The Pew research shows most Ohioans whom utilize payday lenders will work and making around $30,000 per year. And they’re spending more to these payday lenders right right here than borrowers in other states getting loans from the exact same organizations. As an example, an Ohioan whom borrowed $300 for five months would spend interest and costs of $680, but somebody in Colorado would spend $172 for the exact same loan. Lisa Hamler-Fugitt heads up the Ohio Association of Food Banks, and said: “What this tells us is, poverty is big company. This might be a business which has identified simple tips to exploit the essential vulnerable inside our culture. ” But Crowley says payday loan providers provide many different items with various terms and fees, therefore an one-size-fits-all crackdown isn’t reasonable to those that would you like to continue steadily to make use of the borrowers who require them.
Capping interest levels for payday lenders may sound familiar.
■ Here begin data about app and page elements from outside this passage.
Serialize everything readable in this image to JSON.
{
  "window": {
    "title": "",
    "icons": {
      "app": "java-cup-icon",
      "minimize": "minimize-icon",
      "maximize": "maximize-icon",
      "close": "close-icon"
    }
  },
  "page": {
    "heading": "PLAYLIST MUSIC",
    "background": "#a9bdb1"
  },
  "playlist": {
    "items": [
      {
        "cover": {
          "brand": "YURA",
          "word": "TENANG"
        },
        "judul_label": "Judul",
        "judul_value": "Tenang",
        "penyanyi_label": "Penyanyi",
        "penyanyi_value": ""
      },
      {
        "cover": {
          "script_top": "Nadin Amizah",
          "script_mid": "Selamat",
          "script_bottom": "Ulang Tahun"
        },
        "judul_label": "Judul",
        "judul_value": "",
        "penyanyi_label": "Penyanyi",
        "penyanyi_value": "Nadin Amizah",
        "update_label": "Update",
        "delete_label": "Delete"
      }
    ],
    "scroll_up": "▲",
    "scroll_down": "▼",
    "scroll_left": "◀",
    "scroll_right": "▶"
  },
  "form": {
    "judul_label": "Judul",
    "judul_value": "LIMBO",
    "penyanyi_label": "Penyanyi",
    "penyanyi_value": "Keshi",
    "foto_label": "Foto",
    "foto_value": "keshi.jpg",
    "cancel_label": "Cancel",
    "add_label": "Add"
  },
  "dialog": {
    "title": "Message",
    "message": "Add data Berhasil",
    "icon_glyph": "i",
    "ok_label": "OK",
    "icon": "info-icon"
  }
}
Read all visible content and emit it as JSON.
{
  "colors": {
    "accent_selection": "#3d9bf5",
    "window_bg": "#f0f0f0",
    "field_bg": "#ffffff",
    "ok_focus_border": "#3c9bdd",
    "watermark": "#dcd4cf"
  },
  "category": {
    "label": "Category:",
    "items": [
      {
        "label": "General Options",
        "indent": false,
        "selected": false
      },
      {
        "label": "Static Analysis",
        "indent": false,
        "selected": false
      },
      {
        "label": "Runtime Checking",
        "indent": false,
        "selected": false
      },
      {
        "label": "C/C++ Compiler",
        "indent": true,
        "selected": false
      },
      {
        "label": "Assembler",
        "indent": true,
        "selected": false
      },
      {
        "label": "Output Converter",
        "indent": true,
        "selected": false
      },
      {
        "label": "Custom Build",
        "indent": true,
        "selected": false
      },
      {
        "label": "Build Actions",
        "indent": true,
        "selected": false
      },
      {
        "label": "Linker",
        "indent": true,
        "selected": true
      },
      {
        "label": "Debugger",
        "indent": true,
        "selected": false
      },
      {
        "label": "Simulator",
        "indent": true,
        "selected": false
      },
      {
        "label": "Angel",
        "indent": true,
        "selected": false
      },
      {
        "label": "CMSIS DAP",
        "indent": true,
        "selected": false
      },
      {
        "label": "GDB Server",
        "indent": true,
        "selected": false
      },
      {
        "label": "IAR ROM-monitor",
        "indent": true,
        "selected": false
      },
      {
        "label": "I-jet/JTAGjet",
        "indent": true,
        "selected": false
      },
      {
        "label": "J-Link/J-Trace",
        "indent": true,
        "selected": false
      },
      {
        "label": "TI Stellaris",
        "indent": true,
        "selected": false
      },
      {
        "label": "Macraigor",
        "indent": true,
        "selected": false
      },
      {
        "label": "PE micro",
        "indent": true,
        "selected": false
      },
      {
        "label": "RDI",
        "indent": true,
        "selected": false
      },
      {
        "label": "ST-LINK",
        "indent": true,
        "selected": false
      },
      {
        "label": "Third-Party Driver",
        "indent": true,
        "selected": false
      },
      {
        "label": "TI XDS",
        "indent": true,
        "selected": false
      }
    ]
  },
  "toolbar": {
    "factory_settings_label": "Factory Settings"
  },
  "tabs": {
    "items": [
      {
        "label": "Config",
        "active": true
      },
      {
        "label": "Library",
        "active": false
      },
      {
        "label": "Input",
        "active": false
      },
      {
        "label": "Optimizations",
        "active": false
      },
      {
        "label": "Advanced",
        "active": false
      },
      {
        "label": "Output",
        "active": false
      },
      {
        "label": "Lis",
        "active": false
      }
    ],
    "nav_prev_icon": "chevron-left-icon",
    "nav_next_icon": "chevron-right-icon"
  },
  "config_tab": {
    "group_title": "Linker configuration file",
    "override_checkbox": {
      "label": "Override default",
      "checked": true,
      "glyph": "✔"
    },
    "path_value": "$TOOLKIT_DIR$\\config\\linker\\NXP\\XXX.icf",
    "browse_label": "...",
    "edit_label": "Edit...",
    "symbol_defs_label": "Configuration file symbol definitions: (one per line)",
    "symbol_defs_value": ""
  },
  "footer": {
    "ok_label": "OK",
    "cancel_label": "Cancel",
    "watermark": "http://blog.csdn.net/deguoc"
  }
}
That’s because lawmakers did exactly that in 2008. Payday loan providers decided to go to the ballot and invested $20 million on a campaign to repeal that law. But voters supported it 2-1. Therefore loan providers just discovered another element of what the law states under which to use – an action some lawmakers encouraged, possibly thinking loan providers would provide cheaper loans, but additionally to help keep a market that is been substantial to applicants in Ohio. Crowley hints the industry is not going away due to this bill. “We’ll wait to see just what occurs with that. But we should continue to run and carry on providing credit to our customers. ”
Rep. Michael Ashford (D-Toledo) and Rep. Marlene Anielski (R-Walton Hills) have been focusing on your house bill, but Anielski dropped her title she needed to focus on a suicide prevention bill from it, saying. Once you understand he’d require a Republican to push it, Ashford then discovered help from Rep. Kyle Koehler (R-Springfield). Home Speaker Cliff Rosenberger (R-Clarksville) didn’t have much to express in regards to the bill other than it’ll get viewed carefully in hearings and he’ll meet with interested events on both edges.